We also know that China's using fewer commodities which is now beginning to be a disaster for another paper tiger country, Brazil, which turns out to be as levered to Chinese infrastructure as Apple seems to be levered to the Chinese Consumer. I say seems because I don't know about the actual linkage with Apple but the raw materials that Brazil pumps out are doing terribly.
I don't need to tell you how horrendous the strong dollar is for any company doing big business overseas but I will do it anyway -- queue the Superfreaking music. I mean I saw a downgrade of Disney (DIS) today because it has international exposure, that's how seriously this currency's being taken.
So, we get all of these repercussions from the get go when we come in today. Now when I got up, oil was off about $0.40 back to the $41 dollar range and that could have been another world of hurt that somehow got stemmed for what I can only say are unknown reasons. But nobody trusts oil to do anything these days. The stocks of the consumers of oil -- think airlines -- didn't go up and the oil stocks didn't go down. That's about all that could be said about crude.
Which leaves us with what's working: housing.
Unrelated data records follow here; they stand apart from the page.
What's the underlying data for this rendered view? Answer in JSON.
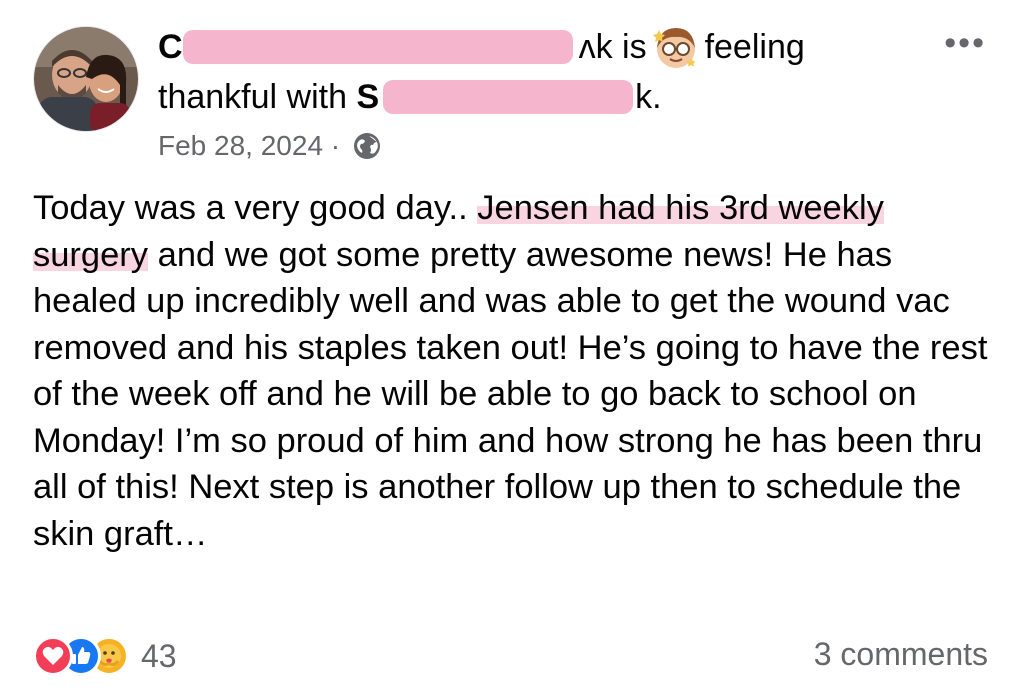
{
  "post": {
    "header": {
      "author_initial": "C",
      "author_suffix": "ᴧk",
      "is_text": "is",
      "feeling_text": "feeling",
      "feeling_word": "thankful with",
      "tagged_initial": "S",
      "tagged_suffix": "k.",
      "date": "Feb 28, 2024 ·"
    },
    "body": {
      "part1": "Today was a very good day.. ",
      "highlight": "Jensen had his  3rd weekly surgery",
      "part2": " and we got some pretty awesome news! He has healed up incredibly well and was able to get the wound vac removed and his staples taken out! He’s going to have the rest of the week off and he will be able to go back to school on Monday! I’m so proud of him and how strong he has been thru all of this! Next step is another follow up then to schedule the skin graft…"
    },
    "footer": {
      "reaction_count": "43",
      "comments_label": "3 comments"
    },
    "icons": {
      "more": "more-icon",
      "privacy": "globe-icon",
      "mood": "thankful-emoji-icon",
      "reactions": [
        "love-icon",
        "like-icon",
        "care-icon"
      ]
    },
    "colors": {
      "redaction": "#f4b2ca",
      "secondary_text": "#65676b",
      "like_blue": "#1877f2",
      "love_red": "#f33e58",
      "care_yellow": "#f7b125"
    }
  }
}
Housing's an amazing tonic for an economy. We are on pace to build 1.2 million homes this year, which is what we were putting up before the Great Recession. It takes a lot of blue-collar workers to build houses. It takes a lot of white-collar workers to process the buying and selling of homes. It takes a lot of retailers to build, fix and furnish homes. And if you are a retailer involved in any aspect of that process AND, if, you are not in competition with Amazon (AMZN), you are thriving. Who does that define? How about Home Depot (HD) which led the market today with a gigantic increase. Or TJX Cos. (TJX) with a HomeGoods division that is positively on fire.
But if you can be Amazon'd, then you aren't even participating, or, worse, like Walmart (WMT) you are getting hammered.
Now, remember, we have had plenty of days of late where China didn't act up, the dollar didn't go up and oil stabilized; and, to make things even better, interest rates went down, making stocks with good dividends more valuable. We could have one of those days again tomorrow. The important thing you need to understand is that housing has become the goose, and on days like today it is golden enough to make the day seem palatable for many investors. But if China gets hammered again and the dollar goes higher still and we get some Fed head saying we need to tighten the set-up, it will be real bad and I need you to be ready. After a couple of nice green days, be ready for some real turmoil. Look, housing can do wonders for an economy. But don't ask it to do wonders for the stock market. There's way too much that's hostage to the other, far more pernicious forces, at least right now, to let the goose carry the weight let alone be slaughtered by an over aggressive Fed that might actually think that everything's hunky-dory enough to begin the parade of higher rates that so many pundits think we are ready and prepped for.